Enter pastor Derwin L. Gray. Derwin is part of the DMin cohort. He pastors Transformation Church in Charlotte, NC. I found myself in conversations with Derwin over a shawarma sandwich on several occasions. The topics however weren’t theological or historical – well some of them were. Mostly, we were engaging on the level of our stories of suffering, abuse and progressive healing. Derwin and I have very different stories to be sure, but he’s willing to go after the truth in its unvarnished form. As we were having our second conversation, I thought again about Karla’s words, “Who will pastor you?!”
Derwin did pastor me. What opened my heart up was the attention he paid. At one point near the end of our week’s tour we had just visited the Shepherd’s field in Bethlehem – not really much to see actually – we were standing outside the gate waiting for others to gather. He said “I’ve been watching you man. I’m not stalking you or anything. I’ve just been watching how you never stay still. You are always looking up something or moving or pre-occupied.” As he said this he acted out a charade of me motioning with my finger on my phone and intensely looking up and down the screen. He had pretty much nailed it. He asked, “Have you ever read about ADHD or ever taken a test online to see if you have it. I know a little bit about it and I’ve pastored many who have it. I think you may have it. You may need to address and care well for your body before you find you can rest in ABBA’s love for you.” His simple and kind invitation to consider my body – an invitation born of attention – resonated with something I already begun to consider. Walking alongside my son Zion in his struggles with Aspergers and ADHD have made me reflect on my own life.
Derwin’s words both surprised and blessed me. I don’t have many people paying that kind of attention to me – actually very few. Derwin invited me into kindness for my body as a path to healing for my soul. I was really moved by his attention. Derwin’s a man’s man and super cool. Only to help you imagine, I will tell you Derwin is a former NFL player-turned pastor. He’s gifted physically and intellectually. He’d have been as formidable to a receiver in the defensive backfield as he now is in the classroom.
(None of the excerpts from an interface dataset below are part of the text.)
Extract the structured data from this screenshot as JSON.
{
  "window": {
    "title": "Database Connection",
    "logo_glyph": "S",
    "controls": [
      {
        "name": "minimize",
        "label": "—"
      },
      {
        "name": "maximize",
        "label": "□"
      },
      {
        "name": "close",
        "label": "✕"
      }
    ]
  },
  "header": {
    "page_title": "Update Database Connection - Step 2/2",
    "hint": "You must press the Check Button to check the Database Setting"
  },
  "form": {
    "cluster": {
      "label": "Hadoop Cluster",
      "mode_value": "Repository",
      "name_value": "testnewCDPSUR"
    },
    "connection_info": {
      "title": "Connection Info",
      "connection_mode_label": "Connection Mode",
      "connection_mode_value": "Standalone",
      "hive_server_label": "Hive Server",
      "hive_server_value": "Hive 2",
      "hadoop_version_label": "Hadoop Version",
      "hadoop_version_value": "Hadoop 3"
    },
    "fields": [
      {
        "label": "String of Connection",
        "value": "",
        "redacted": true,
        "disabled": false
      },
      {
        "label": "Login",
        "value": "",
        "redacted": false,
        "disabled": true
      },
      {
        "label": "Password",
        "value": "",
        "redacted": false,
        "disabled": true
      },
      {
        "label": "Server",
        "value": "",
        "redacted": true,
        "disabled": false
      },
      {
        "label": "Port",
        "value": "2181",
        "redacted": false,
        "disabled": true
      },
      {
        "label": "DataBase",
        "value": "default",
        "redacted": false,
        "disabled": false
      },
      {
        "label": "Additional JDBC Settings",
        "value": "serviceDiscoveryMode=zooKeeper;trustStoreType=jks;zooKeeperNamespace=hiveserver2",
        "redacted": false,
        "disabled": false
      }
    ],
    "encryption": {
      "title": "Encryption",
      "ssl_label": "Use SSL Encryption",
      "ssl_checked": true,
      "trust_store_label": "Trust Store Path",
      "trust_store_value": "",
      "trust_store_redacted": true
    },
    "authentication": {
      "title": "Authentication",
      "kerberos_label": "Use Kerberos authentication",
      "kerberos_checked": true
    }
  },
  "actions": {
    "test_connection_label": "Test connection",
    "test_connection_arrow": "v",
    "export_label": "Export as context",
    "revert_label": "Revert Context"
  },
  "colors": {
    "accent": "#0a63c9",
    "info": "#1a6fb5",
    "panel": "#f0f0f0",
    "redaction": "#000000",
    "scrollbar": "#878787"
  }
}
But I have come to know Derwin as possessed with strength and tenderness. I sent him at text shortly after I returned home. I wrote to him, “Building a big church is hard [he has built a large church], but not nearly as hard as building a big church that shepherds the wounded hearts of people toward healing and restoration.”
With strong and tender attention Derwin pastored me in spite of me; he outflanked the sentinels posted at the gate of my heart. He did it not with a Bible verse – though we spoke of many, but with a suggestion that go to a psychiatrist.